The Finger Lakes Land Trust launched an effort to create a greenbelt of undeveloped lands that will ultimately extend around the southern half of Skaneateles Lake, ensuring the integrity of the area’s scenic landscapes and also helping to maintain Skaneateles’ and the city of Syracuse’s drinking water supply.
The project was launched with the recent donation of a conservation easement on 31 acres of mature woodland overlooking the lake by landowners John and Robin Hinchcliff. The Land Trust has also successfully negotiated a contract to purchase 200 adjacent acres from Bill and Leonard Burns. Both properties are located in the town of Spafford.
The Hinchcliff conservation easement ensures that a steep, forested hillside overlooking Skaneateles Lake will remain undeveloped. The property includes frontage on Randall Gulf Creek – a significant tributary to the Lake. Conservation easements are legal agreements that limit future development while allowing land to remain in private ownership, and on the tax rolls.
“This land has been returning to woodlands for almost a century,” says easement donor John Hinchcliff. “It’s been untouched for my entire lifetime, and much further back. He adds that “we admire the Land Trust’s long-range vision to build an emerald necklace around the lake. It would be a spectacular recreational resource and a great way to protect the area’s pristine woodlands and waters.”

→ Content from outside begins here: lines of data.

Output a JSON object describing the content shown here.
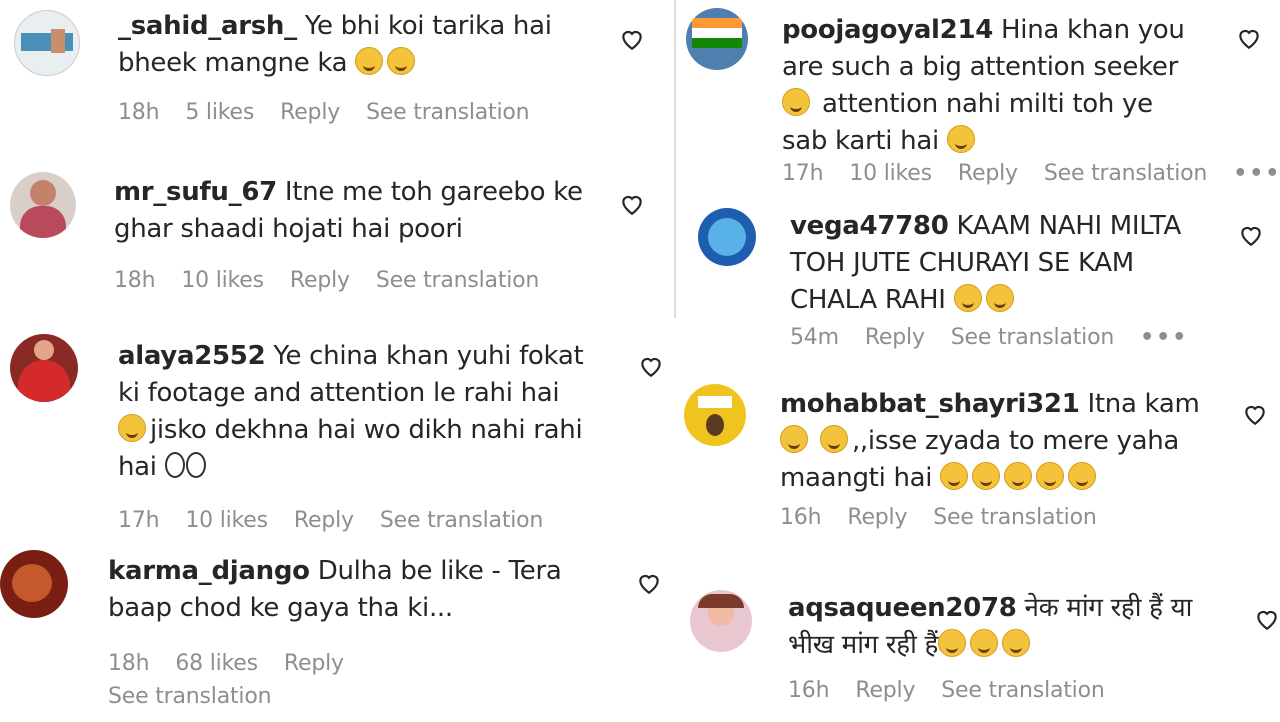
{
  "comments_left": [
    {
      "username": "_sahid_arsh_",
      "text": "Ye bhi koi tarika hai bheek mangne ka",
      "emoji_names": [
        "unamused-face-emoji",
        "rolling-eyes-emoji"
      ],
      "time": "18h",
      "likes": "5 likes",
      "reply": "Reply",
      "translate": "See translation"
    },
    {
      "username": "mr_sufu_67",
      "text": "Itne me toh gareebo ke ghar shaadi hojati hai poori",
      "emoji_names": [],
      "time": "18h",
      "likes": "10 likes",
      "reply": "Reply",
      "translate": "See translation"
    },
    {
      "username": "alaya2552",
      "text": "Ye china khan yuhi fokat ki footage and attention le rahi hai",
      "text2": "jisko dekhna hai wo dikh nahi rahi hai",
      "emoji_names": [
        "rofl-emoji",
        "eyes-emoji"
      ],
      "time": "17h",
      "likes": "10 likes",
      "reply": "Reply",
      "translate": "See translation"
    },
    {
      "username": "karma_django",
      "text": "Dulha be like - Tera baap chod ke gaya tha ki...",
      "emoji_names": [],
      "time": "18h",
      "likes": "68 likes",
      "reply": "Reply",
      "translate": "See translation"
    }
  ],
  "comments_right": [
    {
      "username": "poojagoyal214",
      "text": "Hina khan you are such a big attention seeker",
      "text2": "attention nahi milti toh ye sab karti hai",
      "emoji_names": [
        "grinning-face-emoji",
        "grinning-face-emoji"
      ],
      "time": "17h",
      "likes": "10 likes",
      "reply": "Reply",
      "translate": "See translation",
      "more": "•••"
    },
    {
      "username": "vega47780",
      "text": "KAAM NAHI MILTA TOH JUTE CHURAYI SE KAM CHALA RAHI",
      "emoji_names": [
        "grinning-face-emoji",
        "grinning-face-emoji"
      ],
      "time": "54m",
      "reply": "Reply",
      "translate": "See translation",
      "more": "•••"
    },
    {
      "username": "mohabbat_shayri321",
      "text": "Itna kam",
      "text2": ",,isse zyada to mere yaha maangti hai",
      "emoji_names": [
        "sad-face-emoji",
        "sad-face-emoji",
        "rofl-emoji",
        "rofl-emoji",
        "rofl-emoji",
        "rofl-emoji",
        "rofl-emoji"
      ],
      "time": "16h",
      "reply": "Reply",
      "translate": "See translation"
    },
    {
      "username": "aqsaqueen2078",
      "text": "नेक मांग रही हैं या भीख मांग रही हैं",
      "emoji_names": [
        "grinning-face-emoji",
        "grinning-face-emoji",
        "grinning-face-emoji"
      ],
      "time": "16h",
      "reply": "Reply",
      "translate": "See translation"
    }
  ],
  "colors": {
    "text": "#262626",
    "meta": "#8e8e8e",
    "divider": "#dbdbdb",
    "emoji": "#f3c43b"
  }
}
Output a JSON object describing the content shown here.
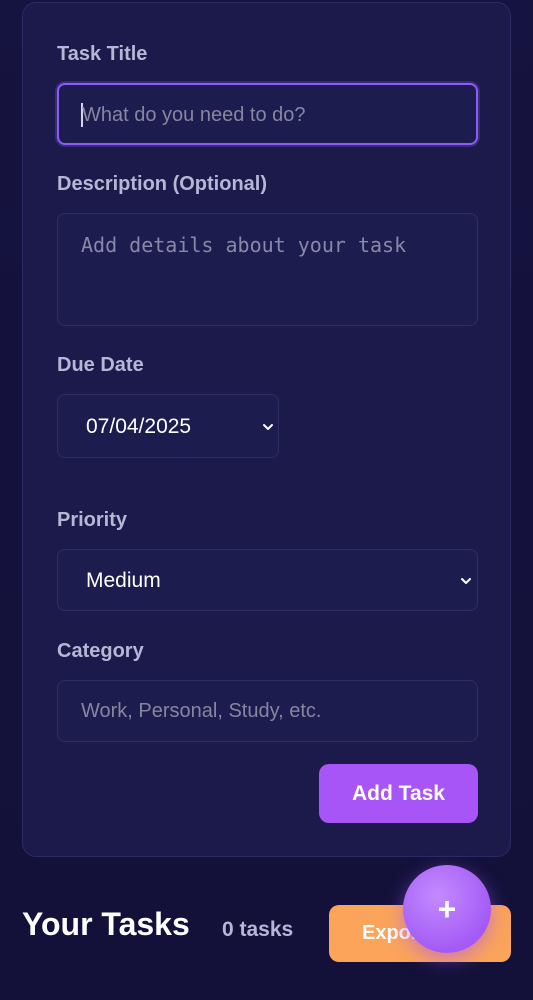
{
  "form": {
    "title_label": "Task Title",
    "title_placeholder": "What do you need to do?",
    "description_label": "Description (Optional)",
    "description_placeholder": "Add details about your task",
    "due_label": "Due Date",
    "due_value": "07/04/2025",
    "priority_label": "Priority",
    "priority_value": "Medium",
    "category_label": "Category",
    "category_placeholder": "Work, Personal, Study, etc.",
    "add_button": "Add Task"
  },
  "tasks": {
    "heading": "Your Tasks",
    "count": "0 tasks",
    "export_button": "Expor"
  },
  "fab": {
    "symbol": "+",
    "icon": "plus-icon"
  },
  "colors": {
    "background": "#14123d",
    "card": "#1b1a4b",
    "accent": "#a855f7",
    "export": "#fba45a"
  }
}
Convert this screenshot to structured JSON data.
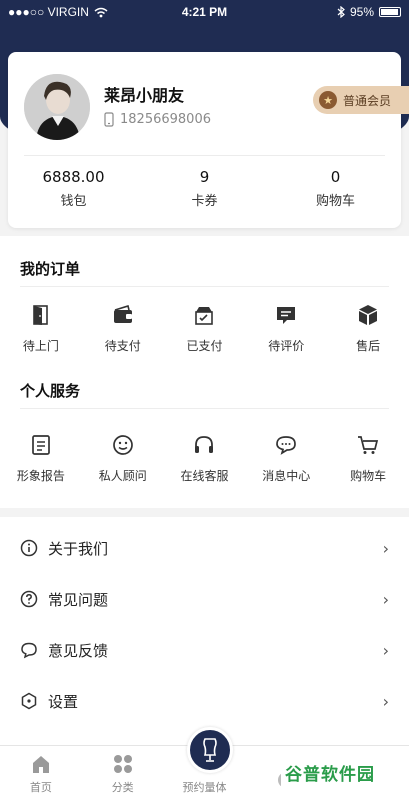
{
  "status_bar": {
    "carrier": "●●●○○ VIRGIN",
    "time": "4:21 PM",
    "battery": "95%"
  },
  "profile": {
    "name": "莱昂小朋友",
    "phone": "18256698006",
    "member_badge": "普通会员",
    "stats": [
      {
        "value": "6888.00",
        "label": "钱包"
      },
      {
        "value": "9",
        "label": "卡券"
      },
      {
        "value": "0",
        "label": "购物车"
      }
    ]
  },
  "orders": {
    "title": "我的订单",
    "items": [
      {
        "label": "待上门",
        "icon": "door-icon"
      },
      {
        "label": "待支付",
        "icon": "wallet-icon"
      },
      {
        "label": "已支付",
        "icon": "paid-box-icon"
      },
      {
        "label": "待评价",
        "icon": "comment-icon"
      },
      {
        "label": "售后",
        "icon": "package-icon"
      }
    ]
  },
  "services": {
    "title": "个人服务",
    "items": [
      {
        "label": "形象报告",
        "icon": "report-icon"
      },
      {
        "label": "私人顾问",
        "icon": "smiley-icon"
      },
      {
        "label": "在线客服",
        "icon": "headset-icon"
      },
      {
        "label": "消息中心",
        "icon": "chat-bubble-icon"
      },
      {
        "label": "购物车",
        "icon": "cart-icon"
      }
    ]
  },
  "menu": [
    {
      "label": "关于我们",
      "icon": "info-icon"
    },
    {
      "label": "常见问题",
      "icon": "question-icon"
    },
    {
      "label": "意见反馈",
      "icon": "feedback-icon"
    },
    {
      "label": "设置",
      "icon": "settings-icon"
    }
  ],
  "tab_bar": {
    "tabs": [
      {
        "label": "首页",
        "icon": "home-icon"
      },
      {
        "label": "分类",
        "icon": "grid-icon"
      },
      {
        "label": "预约量体",
        "icon": "mannequin-icon"
      },
      {
        "label": "",
        "icon": "circle-icon"
      },
      {
        "label": "",
        "icon": "profile-icon"
      }
    ]
  },
  "watermark": {
    "text": "谷普软件园"
  },
  "colors": {
    "header_navy": "#1f2c52",
    "badge_gold": "#e8cfb2",
    "watermark_green": "#2a9c4a"
  }
}
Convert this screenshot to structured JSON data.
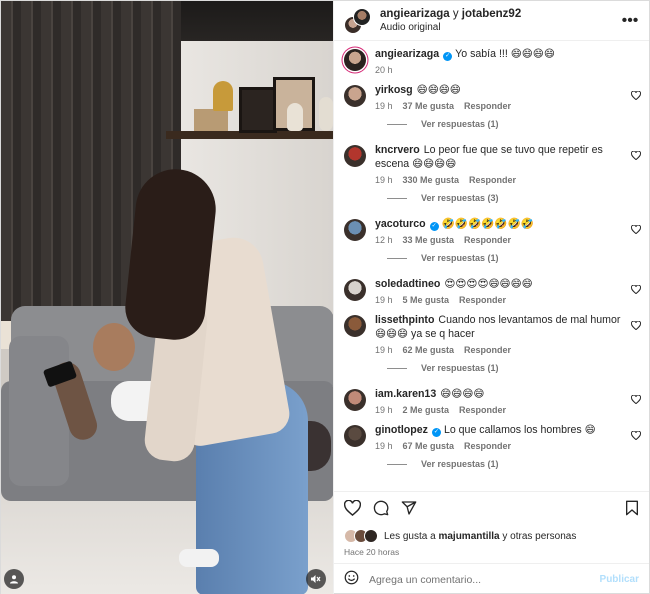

The proposed acquisition from the Burns family consists of hillside forests and meadows that extend for more than a mile, overlooking Skaneateles Lake’s eastern
shore. The property features scenic views of the Lake and includes several rugged gorges, and half of Randall’s Gulf – a large ravine that extends to the lakeshore. The acquisition also includes a 4,000 foot corridor that links the larger parcel to the nearby Ripley Hill Nature Preserve, which is owned by the Central New York Land Trust. The property is located near the Land Trust’s 130-acre High Vista Nature Preserve.
Once acquired, the Land Trust intends to develop a network of hiking trails on the land along with a parking area, scenic overlook, and on-site interpretation of the land’s natural and agricultural history. A $1 million fundraising goal has been set for the project to cover the cost of acquisition, as well as site improvements, and long-term management.
The Land Trust has completed five other projects within the proposed greenbelt, which extends from the mouth of Bear Swamp Creek on the west side of the lake to the Staghorn Cliffs on the east side. The area is widely recognized for its spectacular scenery and much of it is also recognized by the National Audubon Society as one of New York’s Important Bird Areas. In its relatively undeveloped state, the greenbelt also plays a vital role in helping to maintain water quality within
Skaneateles Lake. Recreational resources include the extensive multi-use trails for Bear Swamp State Forest, popular Carpenter’s Falls and undeveloped shoreline that is enjoyed by residents and visitors alike.
“The steep slopes cradling the lake and Grout Brook are critically important to the lake’s ecosystem,” says retired SUNY-ESF lake scientist and Land Trust board member Bob Werner. “Add to that the idea of an emerald necklace wrapping around the south end and you have the beginnings of a vision for the future of this wonderful area.”
To hike, bike, or explore waterfalls mentioned here, pick up guidebooks from Footprint Press.